Start of Records for this task
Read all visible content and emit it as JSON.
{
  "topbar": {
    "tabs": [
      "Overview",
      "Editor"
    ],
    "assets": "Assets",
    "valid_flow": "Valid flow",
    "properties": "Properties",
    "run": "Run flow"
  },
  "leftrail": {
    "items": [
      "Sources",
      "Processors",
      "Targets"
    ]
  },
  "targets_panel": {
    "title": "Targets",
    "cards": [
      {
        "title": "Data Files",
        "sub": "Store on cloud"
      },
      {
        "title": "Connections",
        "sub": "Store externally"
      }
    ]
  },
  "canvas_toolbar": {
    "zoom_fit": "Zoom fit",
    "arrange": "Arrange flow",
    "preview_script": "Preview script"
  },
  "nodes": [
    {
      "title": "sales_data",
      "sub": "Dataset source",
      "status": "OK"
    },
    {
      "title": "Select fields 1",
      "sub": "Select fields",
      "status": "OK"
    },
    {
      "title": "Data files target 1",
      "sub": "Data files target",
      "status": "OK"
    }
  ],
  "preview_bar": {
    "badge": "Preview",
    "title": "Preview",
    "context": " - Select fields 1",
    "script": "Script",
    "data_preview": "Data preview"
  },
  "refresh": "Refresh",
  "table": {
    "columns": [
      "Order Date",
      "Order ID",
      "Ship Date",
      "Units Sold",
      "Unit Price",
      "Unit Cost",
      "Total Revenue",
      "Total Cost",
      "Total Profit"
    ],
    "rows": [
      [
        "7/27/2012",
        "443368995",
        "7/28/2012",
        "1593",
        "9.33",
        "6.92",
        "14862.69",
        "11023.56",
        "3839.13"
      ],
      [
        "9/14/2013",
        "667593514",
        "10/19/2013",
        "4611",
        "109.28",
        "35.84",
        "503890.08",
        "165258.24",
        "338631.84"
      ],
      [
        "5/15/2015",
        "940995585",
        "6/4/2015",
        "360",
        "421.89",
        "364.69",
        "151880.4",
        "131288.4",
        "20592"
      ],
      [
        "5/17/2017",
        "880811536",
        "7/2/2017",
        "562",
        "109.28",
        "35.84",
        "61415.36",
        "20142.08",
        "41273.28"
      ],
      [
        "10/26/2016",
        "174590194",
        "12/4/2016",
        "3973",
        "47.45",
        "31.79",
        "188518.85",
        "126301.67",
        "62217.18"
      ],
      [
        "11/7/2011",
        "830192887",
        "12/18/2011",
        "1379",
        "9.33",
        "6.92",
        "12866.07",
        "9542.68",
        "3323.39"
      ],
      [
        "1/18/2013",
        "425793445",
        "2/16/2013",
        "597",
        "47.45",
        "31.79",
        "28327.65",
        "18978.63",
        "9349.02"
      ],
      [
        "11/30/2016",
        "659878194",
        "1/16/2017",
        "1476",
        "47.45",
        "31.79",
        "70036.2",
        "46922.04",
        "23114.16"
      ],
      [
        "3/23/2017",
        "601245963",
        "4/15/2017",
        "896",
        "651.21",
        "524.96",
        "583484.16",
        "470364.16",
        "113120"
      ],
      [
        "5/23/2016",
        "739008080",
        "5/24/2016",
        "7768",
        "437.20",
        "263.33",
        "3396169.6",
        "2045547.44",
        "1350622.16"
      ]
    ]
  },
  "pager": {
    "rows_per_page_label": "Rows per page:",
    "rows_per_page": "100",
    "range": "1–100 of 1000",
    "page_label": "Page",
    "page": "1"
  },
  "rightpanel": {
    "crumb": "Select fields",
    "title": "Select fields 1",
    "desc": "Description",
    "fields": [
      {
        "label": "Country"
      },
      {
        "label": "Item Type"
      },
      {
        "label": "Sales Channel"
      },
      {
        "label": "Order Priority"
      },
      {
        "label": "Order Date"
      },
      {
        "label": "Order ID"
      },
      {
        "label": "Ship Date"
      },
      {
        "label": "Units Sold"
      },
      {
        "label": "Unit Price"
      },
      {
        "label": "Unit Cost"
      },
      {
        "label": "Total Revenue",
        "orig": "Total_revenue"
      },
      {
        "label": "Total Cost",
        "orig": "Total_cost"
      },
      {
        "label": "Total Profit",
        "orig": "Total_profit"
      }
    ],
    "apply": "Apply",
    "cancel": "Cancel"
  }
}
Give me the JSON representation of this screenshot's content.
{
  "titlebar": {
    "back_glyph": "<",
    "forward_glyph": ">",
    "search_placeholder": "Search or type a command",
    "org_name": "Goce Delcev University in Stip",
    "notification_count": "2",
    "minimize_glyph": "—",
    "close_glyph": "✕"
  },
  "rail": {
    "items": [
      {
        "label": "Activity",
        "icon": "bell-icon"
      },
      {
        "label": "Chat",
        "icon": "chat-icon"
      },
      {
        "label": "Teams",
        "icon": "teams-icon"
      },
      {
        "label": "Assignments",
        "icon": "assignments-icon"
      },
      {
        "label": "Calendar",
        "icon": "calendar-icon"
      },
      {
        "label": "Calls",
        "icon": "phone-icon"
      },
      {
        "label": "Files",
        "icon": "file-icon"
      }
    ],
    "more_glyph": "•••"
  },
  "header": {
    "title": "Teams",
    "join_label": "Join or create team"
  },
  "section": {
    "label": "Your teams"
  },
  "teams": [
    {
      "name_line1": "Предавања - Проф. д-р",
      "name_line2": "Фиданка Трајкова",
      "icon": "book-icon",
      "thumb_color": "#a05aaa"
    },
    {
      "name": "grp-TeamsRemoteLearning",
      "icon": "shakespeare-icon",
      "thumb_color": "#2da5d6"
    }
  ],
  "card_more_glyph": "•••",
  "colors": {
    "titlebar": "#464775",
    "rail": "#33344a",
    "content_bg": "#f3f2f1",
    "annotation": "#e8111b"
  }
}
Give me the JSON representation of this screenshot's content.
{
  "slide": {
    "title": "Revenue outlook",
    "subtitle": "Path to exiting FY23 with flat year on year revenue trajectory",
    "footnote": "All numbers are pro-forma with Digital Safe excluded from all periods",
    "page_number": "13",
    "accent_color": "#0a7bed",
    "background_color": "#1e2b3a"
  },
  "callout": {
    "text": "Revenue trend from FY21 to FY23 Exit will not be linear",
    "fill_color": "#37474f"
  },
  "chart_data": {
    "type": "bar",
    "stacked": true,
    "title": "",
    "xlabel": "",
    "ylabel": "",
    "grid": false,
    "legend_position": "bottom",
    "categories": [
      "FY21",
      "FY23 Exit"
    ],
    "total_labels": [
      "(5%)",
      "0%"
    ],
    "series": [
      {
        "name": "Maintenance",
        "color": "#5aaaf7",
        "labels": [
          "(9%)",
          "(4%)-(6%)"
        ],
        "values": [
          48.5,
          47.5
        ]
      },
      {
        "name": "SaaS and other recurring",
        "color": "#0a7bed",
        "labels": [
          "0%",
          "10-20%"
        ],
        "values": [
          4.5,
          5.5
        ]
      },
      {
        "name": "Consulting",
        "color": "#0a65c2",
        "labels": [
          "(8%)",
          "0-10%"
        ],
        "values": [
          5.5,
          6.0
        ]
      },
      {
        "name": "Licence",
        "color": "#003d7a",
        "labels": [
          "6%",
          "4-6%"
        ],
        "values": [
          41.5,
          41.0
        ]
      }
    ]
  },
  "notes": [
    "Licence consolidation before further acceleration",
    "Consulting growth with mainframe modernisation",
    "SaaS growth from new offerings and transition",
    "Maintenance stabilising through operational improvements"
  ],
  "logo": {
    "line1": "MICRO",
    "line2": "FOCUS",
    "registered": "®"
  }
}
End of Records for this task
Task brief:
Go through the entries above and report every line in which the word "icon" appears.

Exercise solution:
        "icon": "bell-icon"
        "icon": "chat-icon"
        "icon": "teams-icon"
        "icon": "assignments-icon"
        "icon": "calendar-icon"
        "icon": "phone-icon"
        "icon": "file-icon"
      "icon": "book-icon",
      "icon": "shakespeare-icon",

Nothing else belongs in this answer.